History of Unix

Origins of Unix

UNIX development was started in 1969 at Bell Laboratories in New Jersey. Bell Laboratories was (1964–1968) involved on the development of a multi-user, time-sharing operating system called Multics (Multiplexed Information and Computing System). Multics was a failure. In early 1969, Bell Labs withdrew from the Multics project.

Bell Labs researchers who had worked on Multics (Ken Thompson, Dennis Ritchie, Douglas McIlroy, Joseph Ossanna, and others) still wanted to develop an operating system for their own and Bell Labs’ programming, job control, and resource usage needs.
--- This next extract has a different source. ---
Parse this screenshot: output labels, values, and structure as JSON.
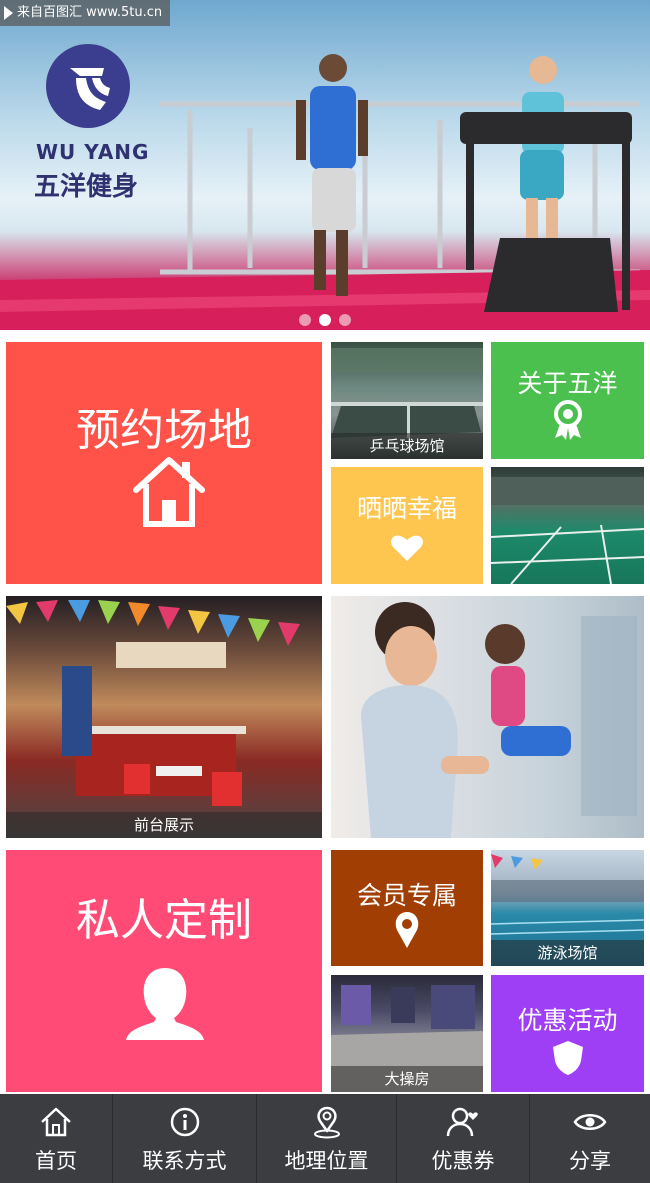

When Multics was withdrawn Ken Thompson and Dennis Ritchie needed to rewrite an operating system in order to play space travel on another smaller machine (a DEC PDP7 [Programmed Data Processor 4K memory for user programs). The result was a system called UNICS (UNiplexed Information and Computing Service) which was an
’emasculated Multics’.

Unix Development

The first version of Unix was written in the low-level PDP-7 assembler language. Later, a language called TMG was developed for the PDP-7 by R. M. McClure. Using TMG to develop a FORTRAN compiler, Ken Thompson instead ended up developing a compiler for a new high-level language he called B, based on the earlier BCPL language developed by Martin Richard. When the PDP-11 computer arrived at Bell Labs, Dennis Ritchie built on B to create a new language called C. Unix components were later rewritten in C, and finally with the kernel itself in 1973.

Since it began to escape from AT&T’s Bell Laboratories in the early 1970’s, the success of the UNIX operating system has led to many different versions: recipients of the (at that time free) UNIX system code all began developing their own different versions in their own, different, ways for use and sale. Universities, research institutes, government bodies
and computer companies all began using the powerful UNIX system to develop many of the technologies which today are part of a UNIX system. By the late 1970’s, a ripple effect had come into play.

Key Factors

1969 The Beginning

The history of UNIX starts back in 1969, when Ken Thompson, Dennis Ritchie and others started working on the “little-used PDP-7 in a corner” at Bell Labs and what was to become UNIX.

1980 Xenix

Microsoft introduces Xenix. 32V and 4BSD introduced.

1983 System V

Computer Research Group (CRG), UNIX System Group (USG) and a third group merge to become UNIX System Development Lab.
AT&T announces UNIX System V, the first supported release. Installed base 45,000.


UNIX System Laboratories (USL) becomes a company – majority owned by AT&T. Linus Torvalds commences Linux development.
Solaris 1.0 debuts.

1998 UNIX 98

The Open Group introduces the UNIX 98 family of brands, including Base, Workstation and Server. First UNIX 98 registered products shipped by Sun, IBM and NCR. The Open Source movement starts to take off with announcements from Netscape and IBM. UnixWare 7 and IRIX 6.5 ship.


Apple Mac OS X certified to UNIX 03.